NEW YORK — Research firm Credit Suisse has raised its target prices and forecasts for most of the US packaged foods companies that it covers, noting that the spread of the coronavirus (COVID-19) has created “an unprecedented spike in demand” for a wide range of food products.

School closings, work-from-home arrangements, limited access to sit-down restaurants and the decision by several quick-service restaurant chains (including McDonald’s, Chik-fil-A and Starbucks) to shift to a to-go only model is expected to lead to more consumers seeking out packaged foods in the weeks ahead.

“Our view is that this represents a shift in food consumption demand, not just a pull-forward, because consumers will need to continuously restock their homes,” Robert Moskow, a research analyst with Credit Suisse, wrote in the March 18 report. “We expect food consumption to remain elevated over the next 12 months as consumers choose to keep eating food at home to save money, much like they did during the last three economic recessions in 1990, 2001 and 2008.”

Mr. Moskow said Credit Suisse sees a potential for 25% to 30% upside to packaged foods names from valuation multiple expansion. He said more value is likely to be assigned to the assets of the large processed food companies that operate highly-automated manufacturing facilities and vast distribution networks.

“We are approaching a scenario where consumers are restricted to their houses and just about every public venue shuts down except for grocery stores and pharmacies,” he said.

As the forecasts move higher, investors seeking a safe haven may trade packaged food companies’ stocks back up to historical highs, but Mr. Moskow said he is hesitant to predict how long the window will last.

To illustrate the potential impact of the COVID-19 outbreak on the packaged foods industry and help investors with modeling, Mr. Moskow said Credit Suisse developed a tool for estimating the incremental impact to food-at-home spending from the crisis.

The Credit Suisse model assumes that 25% of the US workforce will shift 50% of their spending on meals and snacks to at-home occasions for a period of four months. Mr. Moskow said this could translate to a 2.6% increase in food-at-home spending on an annual basis.

“We have increased our sales forecasts for food companies by only 1% to 2% because they have been growing at a slower rate than the overall food industry for the past several years, but this could prove conservative,” he said.

Providing a closer look at individual packaged foods companies, Mr. Moskow said Credit Suisse has upgraded Hershey Co. to “outperform.” The company doesn’t fit the profile of a pantry-loading stock, but Mr. Moskow said Credit Suisse likes its long-term profile for several reasons, including its ability to weather past economic recessions, its strong pricing power, its competitive advantages (recent investments in media, supply chain and category management) and a highly flexible balance sheet.

Meanwhile, Mr. Moskow sees more near-term upside for Campbell Soup Co., Conagra Brands, J.M. Smucker Co. and General Mills, Inc.

“We expect these stocks to move higher, but, in our view, they have too much exposure to structurally challenged categories and brands to generate much more than 1% growth longer term,” he said. “We believe categories like breakfast cereal and canned soup will have trouble hanging onto consumers once they go back to eating breakfast on-the-go and eating lunch at work.
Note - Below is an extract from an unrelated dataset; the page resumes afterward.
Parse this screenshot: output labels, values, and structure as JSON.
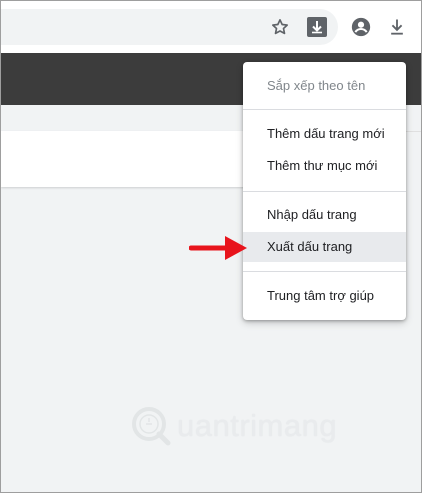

We might find these stocks more compelling at cheaper valuations, but the recent spike has propelled (Campbell Soup) and (General Mills) above their 10-year average P/E multiples. (J.M. Smucker) is cheaper, but investors need to take into account its volatile track record and below-peer sales growth profile.”

Mr. Moskow said Credit Suisse also likes the prospects of Mondelez International and Kellogg Co., but said the research firm is cautioning investors to wait until after the first quarter.

“We think the pull-back in Mondelez stock represents an attractive entry point, but it might be best to wait until after the company quantifies the impact of COVID-19 on its business in China and the risk of supply chain disruption globally,” he said. “We like Kellogg as well, but it is taking longer than we expected for Kellogg’s US cereal business to regain traction.”

Mr. Moskow said Credit Suisse expects financially-leveraged stocks like Conagra, Kraft Heinz Co., B&G Foods, Inc. and TreeHouse Foods, Inc. to remain under pressure until the financial markets stabilize and/or the companies demonstrate that they can generate stronger cash flow and speedier debt reduction.

“This may represent a compelling opportunity for investors more intrepid than us,” he said.

Of the financially-leveraged stocks, Conagra may be most compelling, Mr. Moskow said, noting that the company has been active in introducing a lot of new, on-trend products in the frozen category. Even so, Conagra’s activity on the innovation front may not be enough to offset its exposure to declining brands like Hunts and Chef Boyardee, he added.